BEETHOVEN: The Symphonies
02 January 2017
Lawrence D. Devoe
The late Rafael Frühbeck de Burgos, at some point in his long career, had conducted many of the world’s great orchestras. In 2011, the Spanish maestro received his final professional appointment as principal conductor of the Danish National Symphony Orchestra and one that he held until 2014 when he retired due to poor health.
The performances in this three Blu-ray disc set were recorded between 2012 and 2014 in the DNSO’s spectacular new 2009 home, the Copenhagen Concert Hall. The program is quite generous, including the complete Beethoven symphonic cycle and, as supplements, Hector Berlioz’s Symphonie Fantastique, Joaquin Rodrigo’s Concierto de Aranjuez, and Richard Strauss’s Ein Alpensinfonie. This is repertory that Frühbeck de Burgos frequently conducted and occasionally recorded and include works with which he had considerable affinity, as evidenced by his frequently closed eyes and absence of printed score. Distinguishing features of any Frühbeck de Burgos performance are his attention to dynamics, detail, and, most importantly, pacing.
Nearly every major 20th century conductor has, at some time in his or her career, attempted to scale the heights of the first symphonic cycle of the 19th century that changed this musical genre forever. Rather than listening to these nine works in chronological order, I began with Symphony No. 3 “Eroica,” generally accepted as the first Romantic period symphony and one that broke with the classical style espoused by Beethoven’s predecessors, Mozart and Haydn. The innovation expressed in this work begins almost immediately with unexpected changes in rhythm, an extended first movement repeat, and deliberate dissonant chords. Innovation carries through the “Funeral March” second movement, and concludes with a brisk set of variations on a theme previously used in Beethoven’s ballet, The Creatures of Prometheus. What drives this performance, whether he is sitting (some of the time) or standing, is this conductor’s unerring handling of the shifting rhythms and elucidation of the inner orchestral voices. The cycle concludes with a towering “Choral” Symphony (No. 9) that features a strong lineup of vocal soloists, soprano Albina Shagimuratova, mezzo-soprano Charlotte Hellekant, tenor Scott MacAllister, and bass Johan Reuter, backed by the Danish National Concert Choir. Frühbeck de Burgos gets his forces to successfully storm the musical heavens that Beethoven always aspired to reach. The remaining seven symphonies all get their due as the maestro reaches deeply into each one and enables Beethoven’s unique creative “voice” to sing.

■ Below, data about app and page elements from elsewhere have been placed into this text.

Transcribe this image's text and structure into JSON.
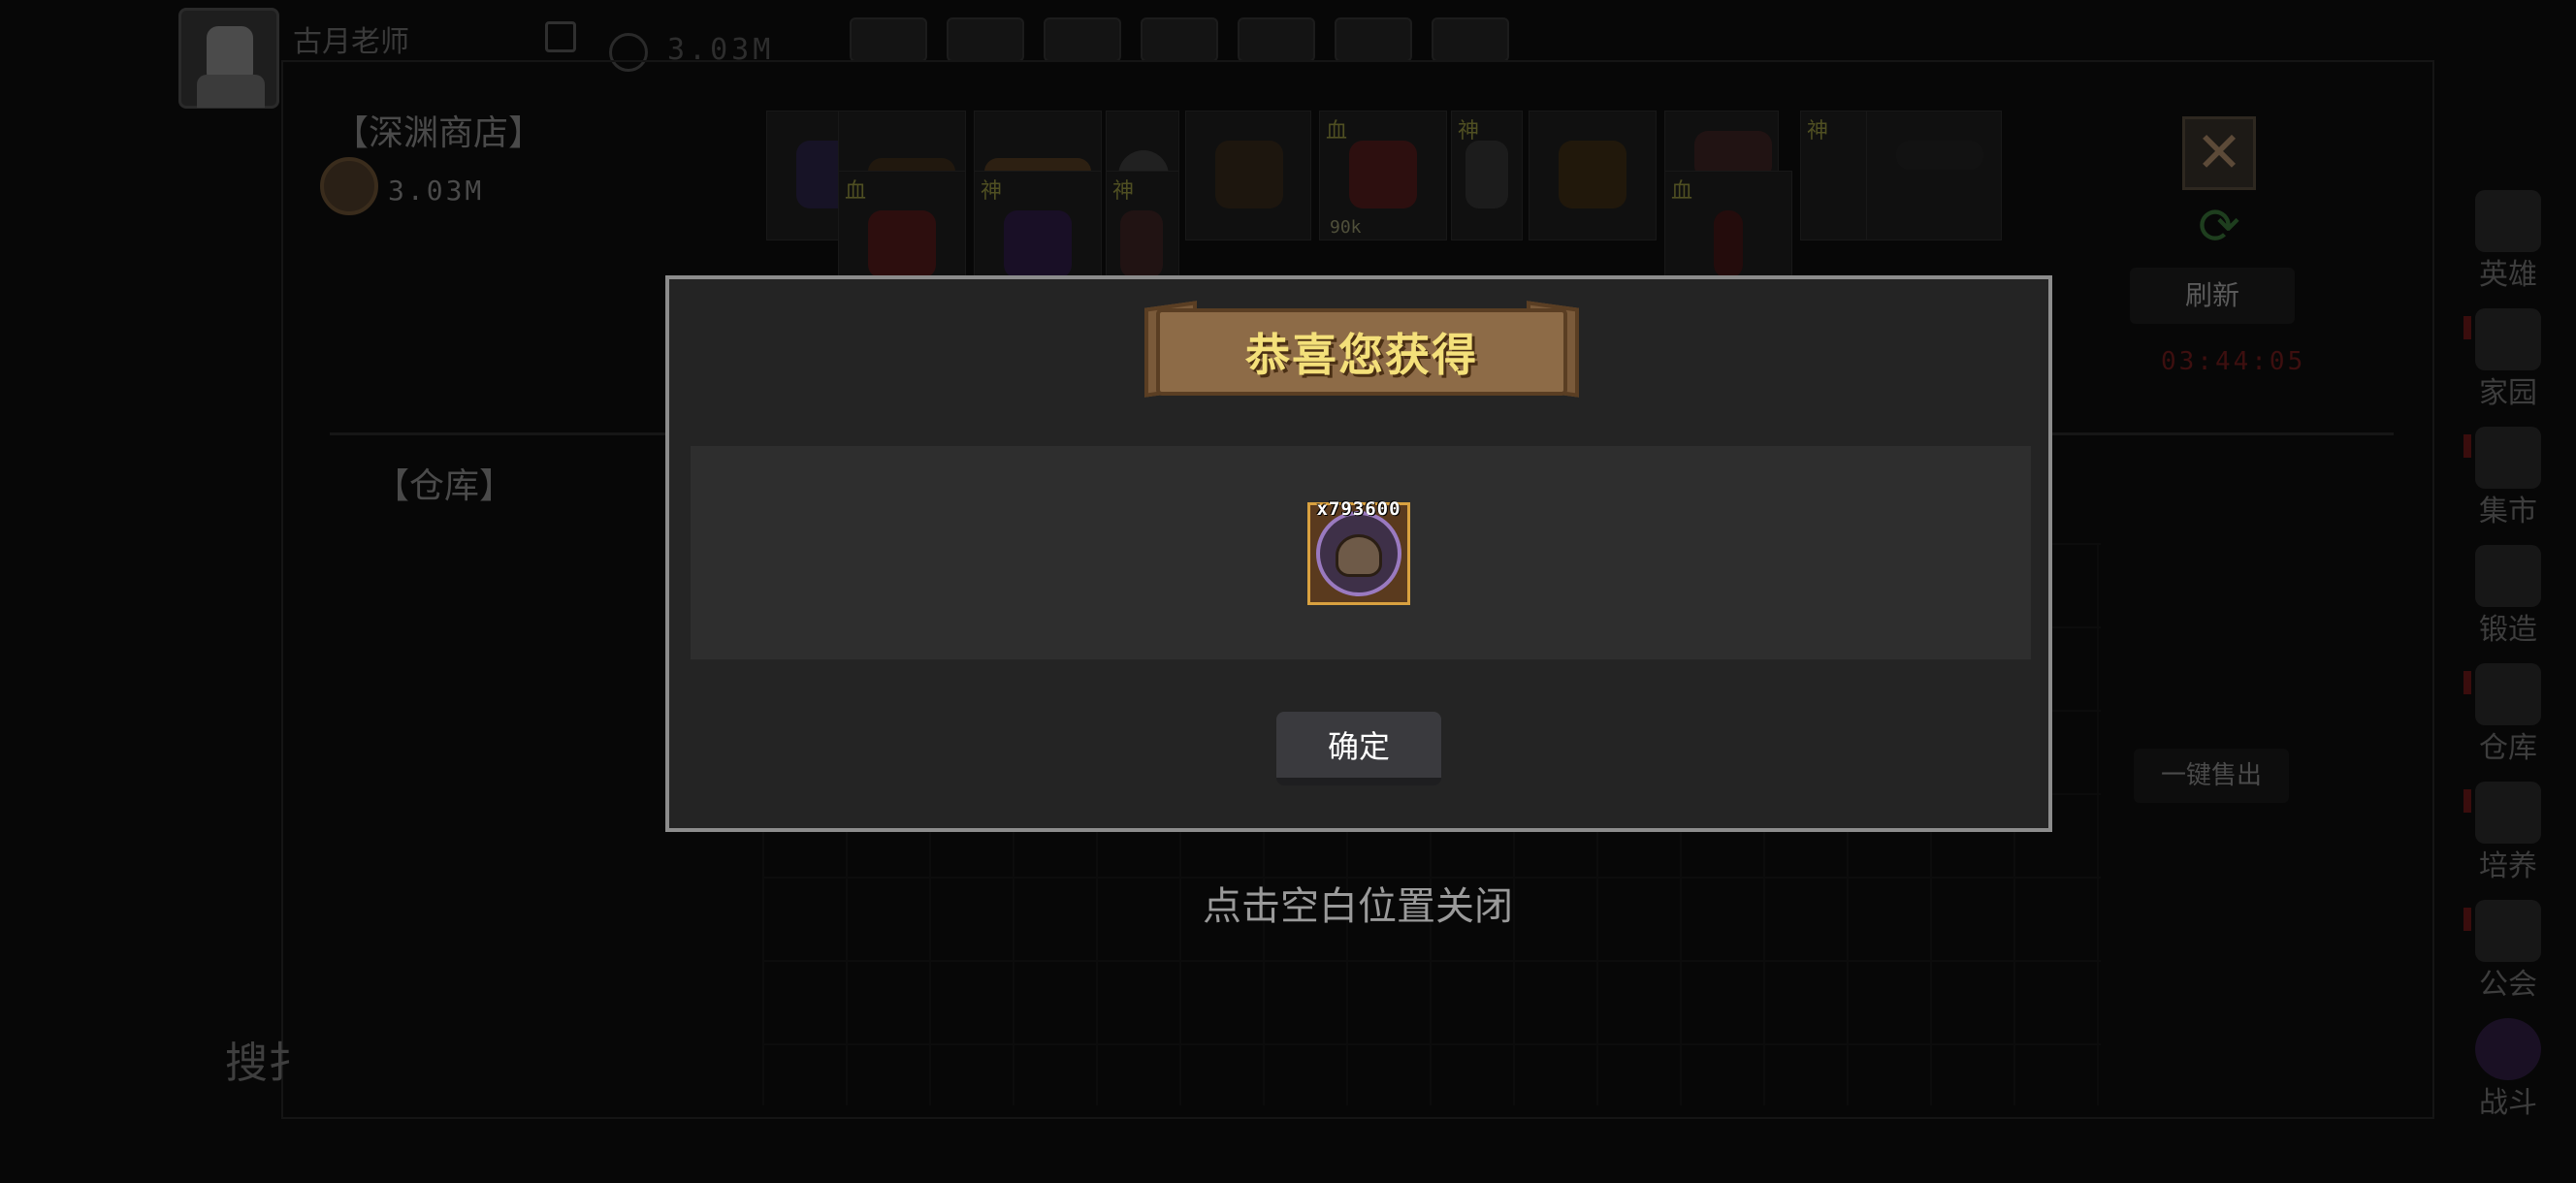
{
  "header": {
    "username": "古月老师",
    "gold": "3.03M",
    "top_icons": [
      "shop-cart-icon",
      "mail-icon",
      "chat-icon",
      "gear-icon",
      "bag-icon",
      "scroll-icon",
      "sword-icon"
    ]
  },
  "shop": {
    "title": "【深渊商店】",
    "gold": "3.03M",
    "refresh_label": "刷新",
    "timer": "03:44:05",
    "items_row1": [
      {
        "icon": "bat-icon",
        "tag": "",
        "qty": ""
      },
      {
        "icon": "fish-icon",
        "tag": "",
        "qty": ""
      },
      {
        "icon": "bread-icon",
        "tag": "",
        "qty": ""
      },
      {
        "icon": "pearl-icon",
        "tag": "",
        "qty": ""
      },
      {
        "icon": "creature-icon",
        "tag": "",
        "qty": ""
      },
      {
        "icon": "potion-icon",
        "tag": "血",
        "qty": "90k"
      },
      {
        "icon": "jar-icon",
        "tag": "神",
        "qty": ""
      },
      {
        "icon": "trophy-icon",
        "tag": "",
        "qty": ""
      },
      {
        "icon": "cards-icon",
        "tag": "",
        "qty": ""
      },
      {
        "icon": "cup-icon",
        "tag": "神",
        "qty": ""
      }
    ],
    "items_row2": [
      {
        "icon": "red-potion-icon",
        "tag": "血",
        "qty": ""
      },
      {
        "icon": "magic-staff-icon",
        "tag": "神",
        "qty": ""
      },
      {
        "icon": "bear-icon",
        "tag": "神",
        "qty": ""
      },
      {
        "icon": "red-vial-icon",
        "tag": "血",
        "qty": ""
      }
    ]
  },
  "warehouse": {
    "title": "【仓库】",
    "sell_all_label": "一键售出",
    "search_label": "搜扌"
  },
  "sidebar": {
    "items": [
      {
        "label": "英雄",
        "icon": "hero-icon",
        "alert": false
      },
      {
        "label": "家园",
        "icon": "home-icon",
        "alert": true
      },
      {
        "label": "集市",
        "icon": "market-icon",
        "alert": true
      },
      {
        "label": "锻造",
        "icon": "forge-icon",
        "alert": false
      },
      {
        "label": "仓库",
        "icon": "warehouse-icon",
        "alert": true
      },
      {
        "label": "培养",
        "icon": "train-icon",
        "alert": true
      },
      {
        "label": "公会",
        "icon": "guild-icon",
        "alert": true
      },
      {
        "label": "战斗",
        "icon": "battle-icon",
        "alert": false
      }
    ]
  },
  "modal": {
    "title": "恭喜您获得",
    "reward": {
      "icon": "helmet-medal-icon",
      "count": "x793600"
    },
    "confirm_label": "确定",
    "close_hint": "点击空白位置关闭"
  },
  "colors": {
    "modal_border": "#8c8c8c",
    "banner_text": "#f4e07a",
    "reward_border": "#d9a140"
  }
}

This high-definition film has generally crisp details and superb colors. As might be expected there are occasional motion artifacts. Director Arne J. Rasmussen’s film crew gives viewers a wide variety of camera angles that are most engaging.
The Danes have given us modern furniture and, in this case, a very modern and acoustically terrific orchestra hall. The dts-HD MA soundtrack contributes plenty of hall ambience and presents a warm account of the music without missing important instrumental details.

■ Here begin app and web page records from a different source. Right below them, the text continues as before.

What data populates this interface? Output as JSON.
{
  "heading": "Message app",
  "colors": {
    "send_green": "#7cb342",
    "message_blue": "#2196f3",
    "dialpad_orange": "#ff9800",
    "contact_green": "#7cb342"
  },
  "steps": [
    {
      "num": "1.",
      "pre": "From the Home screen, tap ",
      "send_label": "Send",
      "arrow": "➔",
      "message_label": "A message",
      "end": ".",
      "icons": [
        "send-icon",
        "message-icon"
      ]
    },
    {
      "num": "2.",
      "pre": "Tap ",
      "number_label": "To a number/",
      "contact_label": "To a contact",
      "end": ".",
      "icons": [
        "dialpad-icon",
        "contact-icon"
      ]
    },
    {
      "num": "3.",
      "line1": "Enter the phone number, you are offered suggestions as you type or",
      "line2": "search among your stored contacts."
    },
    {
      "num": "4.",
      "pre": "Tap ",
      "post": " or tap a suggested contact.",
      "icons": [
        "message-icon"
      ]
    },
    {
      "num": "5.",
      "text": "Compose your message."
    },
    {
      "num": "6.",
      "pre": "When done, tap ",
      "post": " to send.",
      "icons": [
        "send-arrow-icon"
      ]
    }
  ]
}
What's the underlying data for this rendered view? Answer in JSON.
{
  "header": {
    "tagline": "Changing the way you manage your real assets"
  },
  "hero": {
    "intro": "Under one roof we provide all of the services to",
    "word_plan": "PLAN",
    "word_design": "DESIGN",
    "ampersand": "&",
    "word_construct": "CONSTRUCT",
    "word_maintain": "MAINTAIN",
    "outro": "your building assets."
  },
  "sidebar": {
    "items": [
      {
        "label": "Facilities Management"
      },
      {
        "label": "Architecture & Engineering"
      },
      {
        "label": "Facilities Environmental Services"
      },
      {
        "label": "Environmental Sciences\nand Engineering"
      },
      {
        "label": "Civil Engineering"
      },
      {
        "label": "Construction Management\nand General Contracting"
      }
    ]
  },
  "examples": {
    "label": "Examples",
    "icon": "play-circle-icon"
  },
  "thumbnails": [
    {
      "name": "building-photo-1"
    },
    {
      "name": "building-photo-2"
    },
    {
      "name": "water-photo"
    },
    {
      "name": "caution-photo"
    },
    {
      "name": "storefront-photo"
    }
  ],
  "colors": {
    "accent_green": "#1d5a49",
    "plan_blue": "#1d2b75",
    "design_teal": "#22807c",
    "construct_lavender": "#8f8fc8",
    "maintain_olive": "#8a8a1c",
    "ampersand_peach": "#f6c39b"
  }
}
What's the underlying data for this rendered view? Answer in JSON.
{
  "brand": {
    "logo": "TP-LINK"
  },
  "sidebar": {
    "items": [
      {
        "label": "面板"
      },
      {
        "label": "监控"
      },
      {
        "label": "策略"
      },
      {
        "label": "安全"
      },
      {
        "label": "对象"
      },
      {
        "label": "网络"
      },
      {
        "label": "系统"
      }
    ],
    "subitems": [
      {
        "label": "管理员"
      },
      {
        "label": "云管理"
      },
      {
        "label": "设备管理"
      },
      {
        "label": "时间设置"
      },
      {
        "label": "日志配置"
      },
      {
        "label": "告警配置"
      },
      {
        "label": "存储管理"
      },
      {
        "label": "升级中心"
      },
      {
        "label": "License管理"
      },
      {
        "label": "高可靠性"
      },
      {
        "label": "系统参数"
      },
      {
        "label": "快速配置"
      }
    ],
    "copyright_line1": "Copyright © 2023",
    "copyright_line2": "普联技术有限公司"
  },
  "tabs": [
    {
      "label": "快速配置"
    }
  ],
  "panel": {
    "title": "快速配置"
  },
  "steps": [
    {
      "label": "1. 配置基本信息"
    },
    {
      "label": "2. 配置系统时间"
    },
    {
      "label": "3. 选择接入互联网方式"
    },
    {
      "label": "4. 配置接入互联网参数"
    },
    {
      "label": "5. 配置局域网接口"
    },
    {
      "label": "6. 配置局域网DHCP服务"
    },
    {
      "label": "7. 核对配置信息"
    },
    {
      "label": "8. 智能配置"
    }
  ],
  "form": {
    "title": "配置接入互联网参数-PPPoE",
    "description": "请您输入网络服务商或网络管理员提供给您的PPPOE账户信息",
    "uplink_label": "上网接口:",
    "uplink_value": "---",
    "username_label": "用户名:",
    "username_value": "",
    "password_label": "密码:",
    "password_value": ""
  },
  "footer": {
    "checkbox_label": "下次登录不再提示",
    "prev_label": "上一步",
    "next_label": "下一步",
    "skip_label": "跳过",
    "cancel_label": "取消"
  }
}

The three additional orchestral works provide generous bonuses:
Concierto de Aranjuez is the ultimate Spanish guitar concerto and composer Joaquin Rodrigo’s best-known work and its familiar romantic Adagio has found its way into nearly all genres of music. Spanish guitar icon Pepe Romero delivers a masterful reading with superb support from Frühbeck de Burgos and his Danish forces.
Symphonie Fantastique is composer Hector Berlioz’s paean to drugs with each of the five movements a different tableau that concludes with a thrilling Witches’ Sabbath. This is trail-blazing “program” music and an orchestral spectacular that showcases the virtuoso players in the ensemble. The maestro avoids this symphony’s bombastic pitfalls and delivers a tasteful yet very exciting rendition.
Eine Alpensinfonie is not one of Richard Strauss’s most inspired “tone poems” with twenty-two scenes that describe an “exciting” day in the Swiss Alps. Frühbeck de Burgos gets his Danish players to transform this piece of musical kitsch into something far better than it really is, leaving listeners mesmerized at the final “Nacht” scene.
The program booklet embedded in the presentation box is gorgeous and includes fine background essays on the conductor and the works included in the program. The usual track listings and performance and production credits as well as performance photos are also provided.
The Final Assessment
I knew Rafael Frühbeck de Burgos mostly from his Spanish repertory, and found this box set to be the perfect after-Christmas gift that I did not get on December 25th. It is a rare opportunity to see a master at work, tackling a huge and varied program that would be daunting to many of today’s younger conductors. Consider this release a testimonial to one of the greats of the musical world and one to treasure and share with your family and friends. Highest recommendation.